Moderator/Moderadorx:

Eva Marxen, School of the Art Institute of Chicago; Red de Investigadores Museo Solidaridad Salvador Allende [Research Network Museum Solidarity Salvador Allende].

The event is online and in Spanish with simultaneous translation into English by Alejo Magariños.

Este evento será online y en Español con traducción simultánea en inglés por Alejo Magariños.

Photo of Museum Justice Movement's street intervention, October 2020.

Imágen de intervención callejera del Movimiento Justicia Museal, October 2020.


Rochele Royster in conversation with Jim Duignan

Thursday, January 20, 6pm

In conjunction with the exhibition Learned Objects, Rochele Royster presents her work Dolls4Peace included in the exhibition, in which she invited children, teachers, and community members across Chicago to create handmade dolls as a means for addressing trauma and gun violence. Royster has worked for the last 20 years integrating art therapy into the educational setting and has worked with youth, adolescents, and young adults with various learning differences. Royster will be in conversation with Jim Duignan, artist and founder of Stockyard Institute.


Reparations Now and Onwards: Voices of Survivors, Advocates, and Next Steps

January 8, 2022, 11am–1pm

Ahead of the exhibition Remaking the Exceptional: Tea, Torture, and Reparations | Chicago to Guantánamo opening to the public on March 10, 2022, DePaul Art Museum hosts an online panel conversation which will observe 20 years of Guantánamo as an extra-legal prison and the 7 years since the passage of the Jon Burge reparations ordinance, the first and only of its kind in the United States. Panelists included are Aislinn Pulley (Chicago Torture Justice Center), Kilroy Watkins (Chicago Torture Survivor), Mansoor Adayfi (Guantánamo Torture Survivor and author of Don’t Forget Us Here), and moderated by Joey L. Mogul (People’s Law Office). Curators and artists of the exhibition Aaron Hughes and Amber Ginsburg will introduce this panel, a speculative reparations bill as an advocacy tool in anticipation of U.S. recognition of harm, and a fund for Guantánamo survivors.

Presented by DePaul Art Museum in partnership with DePaul’s Law Library. This program is generously supported by The Andy Warhol Foundation for the Visual Arts.

VIEW THE EVENT RECORDING


Stockyard Radio Orchestra

Friday, November 19, 1pm–5pm
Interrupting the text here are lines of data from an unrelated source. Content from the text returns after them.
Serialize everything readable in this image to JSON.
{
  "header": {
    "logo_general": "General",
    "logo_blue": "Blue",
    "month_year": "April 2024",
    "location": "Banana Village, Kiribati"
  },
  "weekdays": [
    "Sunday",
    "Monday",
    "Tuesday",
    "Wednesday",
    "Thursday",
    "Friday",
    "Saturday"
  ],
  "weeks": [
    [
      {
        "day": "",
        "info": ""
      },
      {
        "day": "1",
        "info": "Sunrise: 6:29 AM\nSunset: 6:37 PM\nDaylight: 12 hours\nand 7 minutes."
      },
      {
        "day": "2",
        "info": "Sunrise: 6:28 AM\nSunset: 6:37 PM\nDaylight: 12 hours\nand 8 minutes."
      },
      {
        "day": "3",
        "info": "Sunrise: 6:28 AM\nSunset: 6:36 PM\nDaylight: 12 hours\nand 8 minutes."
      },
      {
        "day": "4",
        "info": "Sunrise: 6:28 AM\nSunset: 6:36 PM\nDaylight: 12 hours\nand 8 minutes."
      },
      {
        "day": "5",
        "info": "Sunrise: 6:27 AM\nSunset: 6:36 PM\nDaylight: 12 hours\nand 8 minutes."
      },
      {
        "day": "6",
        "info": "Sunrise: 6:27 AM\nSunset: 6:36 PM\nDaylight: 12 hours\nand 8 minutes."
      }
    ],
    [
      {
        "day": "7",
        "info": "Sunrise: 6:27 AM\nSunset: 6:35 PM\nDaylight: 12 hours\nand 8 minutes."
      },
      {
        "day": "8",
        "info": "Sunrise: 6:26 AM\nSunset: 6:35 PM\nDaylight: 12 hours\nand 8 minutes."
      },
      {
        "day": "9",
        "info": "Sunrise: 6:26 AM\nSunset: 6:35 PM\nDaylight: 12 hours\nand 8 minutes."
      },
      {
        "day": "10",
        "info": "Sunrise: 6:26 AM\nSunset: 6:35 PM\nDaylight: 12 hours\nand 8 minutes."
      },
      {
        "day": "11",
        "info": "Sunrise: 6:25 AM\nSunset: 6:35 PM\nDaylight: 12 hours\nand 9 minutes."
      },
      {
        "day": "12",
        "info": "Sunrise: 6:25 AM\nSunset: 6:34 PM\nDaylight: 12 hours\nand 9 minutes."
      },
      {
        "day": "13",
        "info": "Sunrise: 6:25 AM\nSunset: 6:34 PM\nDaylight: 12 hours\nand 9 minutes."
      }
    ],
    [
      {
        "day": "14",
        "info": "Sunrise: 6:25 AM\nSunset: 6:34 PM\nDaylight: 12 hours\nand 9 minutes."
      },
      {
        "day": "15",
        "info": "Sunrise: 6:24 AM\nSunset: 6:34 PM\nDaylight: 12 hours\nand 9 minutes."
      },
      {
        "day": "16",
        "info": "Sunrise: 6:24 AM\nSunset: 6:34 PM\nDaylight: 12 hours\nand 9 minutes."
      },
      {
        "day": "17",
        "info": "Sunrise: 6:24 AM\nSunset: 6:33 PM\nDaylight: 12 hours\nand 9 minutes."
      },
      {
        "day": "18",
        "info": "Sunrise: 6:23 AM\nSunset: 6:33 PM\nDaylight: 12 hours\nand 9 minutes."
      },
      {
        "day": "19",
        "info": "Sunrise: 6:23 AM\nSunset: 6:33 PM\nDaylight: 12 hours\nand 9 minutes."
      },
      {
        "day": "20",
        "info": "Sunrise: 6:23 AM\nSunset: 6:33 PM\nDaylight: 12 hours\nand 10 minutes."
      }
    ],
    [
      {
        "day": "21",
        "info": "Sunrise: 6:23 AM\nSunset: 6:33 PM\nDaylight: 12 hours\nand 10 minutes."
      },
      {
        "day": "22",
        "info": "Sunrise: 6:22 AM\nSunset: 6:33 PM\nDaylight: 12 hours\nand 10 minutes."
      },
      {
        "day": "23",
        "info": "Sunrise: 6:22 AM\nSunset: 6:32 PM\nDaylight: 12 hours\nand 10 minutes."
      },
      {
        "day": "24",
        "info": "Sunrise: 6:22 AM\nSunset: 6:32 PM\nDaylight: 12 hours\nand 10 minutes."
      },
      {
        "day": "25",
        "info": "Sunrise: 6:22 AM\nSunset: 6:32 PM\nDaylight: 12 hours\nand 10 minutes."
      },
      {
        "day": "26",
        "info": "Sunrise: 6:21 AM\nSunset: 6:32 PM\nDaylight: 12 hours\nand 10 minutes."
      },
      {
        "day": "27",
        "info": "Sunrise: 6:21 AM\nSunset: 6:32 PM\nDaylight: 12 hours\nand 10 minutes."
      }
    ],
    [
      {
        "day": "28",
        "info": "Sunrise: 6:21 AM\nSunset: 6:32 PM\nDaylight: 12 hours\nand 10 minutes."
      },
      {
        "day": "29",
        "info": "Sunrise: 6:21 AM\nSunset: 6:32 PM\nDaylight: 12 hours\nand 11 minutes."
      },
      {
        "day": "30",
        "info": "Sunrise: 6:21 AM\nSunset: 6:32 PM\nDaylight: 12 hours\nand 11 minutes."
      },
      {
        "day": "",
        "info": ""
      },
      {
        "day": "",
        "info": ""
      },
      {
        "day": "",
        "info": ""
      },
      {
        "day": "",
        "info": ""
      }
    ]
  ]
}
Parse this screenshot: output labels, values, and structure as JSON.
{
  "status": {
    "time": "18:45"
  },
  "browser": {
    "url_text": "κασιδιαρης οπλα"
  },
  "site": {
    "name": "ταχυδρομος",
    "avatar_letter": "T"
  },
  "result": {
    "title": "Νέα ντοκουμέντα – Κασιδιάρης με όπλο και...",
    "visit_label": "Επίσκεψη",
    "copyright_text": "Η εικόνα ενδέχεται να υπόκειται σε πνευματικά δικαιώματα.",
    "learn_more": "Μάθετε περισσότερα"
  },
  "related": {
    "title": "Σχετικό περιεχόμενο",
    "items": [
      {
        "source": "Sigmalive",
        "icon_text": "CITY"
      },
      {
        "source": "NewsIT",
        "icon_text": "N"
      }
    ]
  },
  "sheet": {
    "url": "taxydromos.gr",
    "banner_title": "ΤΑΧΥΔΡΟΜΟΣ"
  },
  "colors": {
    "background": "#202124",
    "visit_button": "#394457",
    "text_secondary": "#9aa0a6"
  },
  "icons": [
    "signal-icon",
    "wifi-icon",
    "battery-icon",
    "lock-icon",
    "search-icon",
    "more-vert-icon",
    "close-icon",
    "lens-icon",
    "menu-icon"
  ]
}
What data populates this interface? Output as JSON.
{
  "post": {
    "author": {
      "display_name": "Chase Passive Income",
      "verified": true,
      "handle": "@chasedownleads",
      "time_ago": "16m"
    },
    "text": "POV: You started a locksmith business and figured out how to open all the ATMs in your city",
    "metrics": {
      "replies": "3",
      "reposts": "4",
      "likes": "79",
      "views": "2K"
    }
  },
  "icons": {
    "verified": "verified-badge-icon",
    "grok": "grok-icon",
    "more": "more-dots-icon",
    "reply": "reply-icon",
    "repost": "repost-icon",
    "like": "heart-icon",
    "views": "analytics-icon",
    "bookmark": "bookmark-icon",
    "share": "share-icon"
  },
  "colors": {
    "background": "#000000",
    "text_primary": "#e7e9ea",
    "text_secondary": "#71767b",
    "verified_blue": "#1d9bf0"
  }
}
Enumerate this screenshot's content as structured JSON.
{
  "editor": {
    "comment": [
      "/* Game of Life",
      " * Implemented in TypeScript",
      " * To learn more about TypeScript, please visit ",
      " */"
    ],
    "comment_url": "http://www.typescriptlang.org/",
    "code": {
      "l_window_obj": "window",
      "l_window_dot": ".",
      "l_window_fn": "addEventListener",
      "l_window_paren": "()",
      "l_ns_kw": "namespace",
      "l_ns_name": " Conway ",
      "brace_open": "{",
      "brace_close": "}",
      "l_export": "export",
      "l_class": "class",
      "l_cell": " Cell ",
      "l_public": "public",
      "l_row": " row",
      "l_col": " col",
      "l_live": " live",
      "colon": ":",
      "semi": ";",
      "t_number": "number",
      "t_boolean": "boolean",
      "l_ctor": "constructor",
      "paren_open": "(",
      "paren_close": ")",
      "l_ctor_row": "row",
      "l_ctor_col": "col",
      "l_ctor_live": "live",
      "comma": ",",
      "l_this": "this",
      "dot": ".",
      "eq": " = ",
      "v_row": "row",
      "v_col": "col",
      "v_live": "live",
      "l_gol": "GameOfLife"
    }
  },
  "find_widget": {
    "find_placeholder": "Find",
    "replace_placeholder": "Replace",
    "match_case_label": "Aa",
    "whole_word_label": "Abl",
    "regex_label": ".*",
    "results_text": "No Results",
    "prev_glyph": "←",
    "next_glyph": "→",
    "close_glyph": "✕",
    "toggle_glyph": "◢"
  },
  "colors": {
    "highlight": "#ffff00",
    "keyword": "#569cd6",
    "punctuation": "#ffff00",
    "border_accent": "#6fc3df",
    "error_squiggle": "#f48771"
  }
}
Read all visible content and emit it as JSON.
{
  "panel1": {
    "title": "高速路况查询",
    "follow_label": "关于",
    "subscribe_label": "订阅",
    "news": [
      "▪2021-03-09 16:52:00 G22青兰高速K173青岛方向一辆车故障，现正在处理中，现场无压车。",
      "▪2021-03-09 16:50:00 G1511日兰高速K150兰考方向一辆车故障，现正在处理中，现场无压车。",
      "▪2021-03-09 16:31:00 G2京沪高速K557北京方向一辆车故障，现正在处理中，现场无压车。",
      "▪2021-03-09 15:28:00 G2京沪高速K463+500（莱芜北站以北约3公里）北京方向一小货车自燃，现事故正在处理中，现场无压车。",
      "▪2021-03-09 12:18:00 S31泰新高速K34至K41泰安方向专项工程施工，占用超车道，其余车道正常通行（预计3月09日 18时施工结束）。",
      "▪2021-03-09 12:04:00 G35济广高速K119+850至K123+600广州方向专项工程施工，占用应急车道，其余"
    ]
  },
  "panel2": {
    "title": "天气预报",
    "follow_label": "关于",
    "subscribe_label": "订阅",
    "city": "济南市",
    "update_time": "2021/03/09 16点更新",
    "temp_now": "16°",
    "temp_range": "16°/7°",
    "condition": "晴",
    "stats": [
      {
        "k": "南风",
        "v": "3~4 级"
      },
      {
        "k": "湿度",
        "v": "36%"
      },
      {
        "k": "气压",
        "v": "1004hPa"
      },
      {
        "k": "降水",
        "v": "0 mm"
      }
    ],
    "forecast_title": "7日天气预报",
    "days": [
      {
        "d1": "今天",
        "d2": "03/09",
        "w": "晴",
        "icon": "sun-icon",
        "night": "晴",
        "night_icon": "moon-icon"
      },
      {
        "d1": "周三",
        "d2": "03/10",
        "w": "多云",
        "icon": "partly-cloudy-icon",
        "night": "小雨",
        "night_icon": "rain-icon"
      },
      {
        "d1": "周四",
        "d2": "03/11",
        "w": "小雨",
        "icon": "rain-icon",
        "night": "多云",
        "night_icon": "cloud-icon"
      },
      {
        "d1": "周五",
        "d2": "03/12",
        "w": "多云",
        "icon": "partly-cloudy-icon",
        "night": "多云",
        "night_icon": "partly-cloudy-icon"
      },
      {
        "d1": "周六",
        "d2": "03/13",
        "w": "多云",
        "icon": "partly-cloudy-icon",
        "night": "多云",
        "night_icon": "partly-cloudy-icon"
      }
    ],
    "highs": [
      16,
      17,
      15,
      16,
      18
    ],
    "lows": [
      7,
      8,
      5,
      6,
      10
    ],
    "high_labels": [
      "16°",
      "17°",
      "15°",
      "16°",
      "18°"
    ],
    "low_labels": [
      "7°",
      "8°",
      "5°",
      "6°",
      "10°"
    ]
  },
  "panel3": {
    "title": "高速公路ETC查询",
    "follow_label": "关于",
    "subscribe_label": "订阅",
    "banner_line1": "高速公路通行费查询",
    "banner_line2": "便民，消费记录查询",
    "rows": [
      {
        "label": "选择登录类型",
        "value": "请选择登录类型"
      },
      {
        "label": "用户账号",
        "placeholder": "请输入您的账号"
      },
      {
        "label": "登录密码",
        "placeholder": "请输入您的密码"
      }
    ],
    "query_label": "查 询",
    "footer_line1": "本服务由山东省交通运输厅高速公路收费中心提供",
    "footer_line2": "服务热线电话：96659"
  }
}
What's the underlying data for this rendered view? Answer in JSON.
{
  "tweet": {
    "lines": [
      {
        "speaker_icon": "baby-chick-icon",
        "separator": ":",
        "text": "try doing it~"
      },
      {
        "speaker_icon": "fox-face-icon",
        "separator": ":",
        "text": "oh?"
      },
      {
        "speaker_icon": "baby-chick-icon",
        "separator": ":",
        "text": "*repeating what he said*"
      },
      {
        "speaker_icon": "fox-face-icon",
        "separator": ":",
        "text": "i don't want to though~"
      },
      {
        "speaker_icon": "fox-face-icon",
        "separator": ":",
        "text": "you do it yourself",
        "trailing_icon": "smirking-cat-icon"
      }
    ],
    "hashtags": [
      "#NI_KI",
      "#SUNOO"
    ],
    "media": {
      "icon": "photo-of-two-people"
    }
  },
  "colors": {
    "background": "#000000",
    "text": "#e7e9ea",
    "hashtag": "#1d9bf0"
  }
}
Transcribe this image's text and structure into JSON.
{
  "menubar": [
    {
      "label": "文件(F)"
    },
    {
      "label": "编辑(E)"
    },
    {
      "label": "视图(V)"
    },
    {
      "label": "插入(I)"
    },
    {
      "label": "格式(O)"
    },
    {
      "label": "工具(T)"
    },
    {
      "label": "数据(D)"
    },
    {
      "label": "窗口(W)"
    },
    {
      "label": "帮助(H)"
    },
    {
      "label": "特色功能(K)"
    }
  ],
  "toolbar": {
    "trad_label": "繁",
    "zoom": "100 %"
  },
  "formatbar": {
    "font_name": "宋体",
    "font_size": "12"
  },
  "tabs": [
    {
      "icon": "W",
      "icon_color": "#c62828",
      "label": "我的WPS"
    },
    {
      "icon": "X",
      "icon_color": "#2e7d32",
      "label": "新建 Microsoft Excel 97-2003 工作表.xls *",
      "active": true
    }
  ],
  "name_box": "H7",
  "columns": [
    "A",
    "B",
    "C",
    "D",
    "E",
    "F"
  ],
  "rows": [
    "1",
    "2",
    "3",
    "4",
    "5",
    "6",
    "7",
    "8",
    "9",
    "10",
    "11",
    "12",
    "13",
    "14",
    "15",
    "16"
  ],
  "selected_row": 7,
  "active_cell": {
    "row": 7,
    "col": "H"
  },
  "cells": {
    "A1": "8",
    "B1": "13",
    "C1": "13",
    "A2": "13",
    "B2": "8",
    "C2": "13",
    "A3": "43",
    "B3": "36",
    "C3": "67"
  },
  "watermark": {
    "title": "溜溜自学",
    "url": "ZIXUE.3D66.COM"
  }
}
Join us for a durational performance and sound installations by "Stockyard Radio Orchestra" played throughout DePaul's Holtschneider Performance Center.

Location: Holtschneider Performance Center 2330 N Halsted St, Chicago, IL 60614